DIRECTIONS FOR THIS TASK:
Take the data below and filter it for lines containing the word "color"; show each line found.

DATA TO EXAMINE:

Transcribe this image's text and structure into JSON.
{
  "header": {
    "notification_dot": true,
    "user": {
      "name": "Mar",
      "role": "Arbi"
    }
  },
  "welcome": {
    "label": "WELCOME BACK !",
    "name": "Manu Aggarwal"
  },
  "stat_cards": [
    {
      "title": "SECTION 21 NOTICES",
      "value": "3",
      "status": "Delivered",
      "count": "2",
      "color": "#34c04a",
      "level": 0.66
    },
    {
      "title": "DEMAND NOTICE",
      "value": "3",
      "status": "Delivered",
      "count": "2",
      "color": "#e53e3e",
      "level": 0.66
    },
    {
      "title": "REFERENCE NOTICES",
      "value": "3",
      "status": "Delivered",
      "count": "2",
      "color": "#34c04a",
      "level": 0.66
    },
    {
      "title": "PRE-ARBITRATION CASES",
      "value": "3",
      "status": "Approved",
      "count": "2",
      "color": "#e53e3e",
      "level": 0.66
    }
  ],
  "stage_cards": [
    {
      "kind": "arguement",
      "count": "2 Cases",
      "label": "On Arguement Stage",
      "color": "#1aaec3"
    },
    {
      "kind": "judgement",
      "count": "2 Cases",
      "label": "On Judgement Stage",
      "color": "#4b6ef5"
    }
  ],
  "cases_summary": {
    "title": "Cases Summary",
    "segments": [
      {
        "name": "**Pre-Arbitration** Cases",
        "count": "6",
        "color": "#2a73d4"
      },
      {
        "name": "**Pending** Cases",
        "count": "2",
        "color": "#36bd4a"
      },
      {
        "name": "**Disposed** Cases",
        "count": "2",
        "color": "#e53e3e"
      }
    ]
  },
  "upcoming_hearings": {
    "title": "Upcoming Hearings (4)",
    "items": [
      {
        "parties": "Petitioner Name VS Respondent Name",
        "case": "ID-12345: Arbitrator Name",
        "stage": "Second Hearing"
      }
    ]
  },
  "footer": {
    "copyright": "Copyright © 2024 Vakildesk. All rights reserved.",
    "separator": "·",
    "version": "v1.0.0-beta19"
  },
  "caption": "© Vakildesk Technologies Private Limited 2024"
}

TASK ANSWER:
      "color": "#34c04a",
      "color": "#e53e3e",
      "color": "#34c04a",
      "color": "#e53e3e",
      "color": "#1aaec3"
      "color": "#4b6ef5"
        "color": "#2a73d4"
        "color": "#36bd4a"
        "color": "#e53e3e"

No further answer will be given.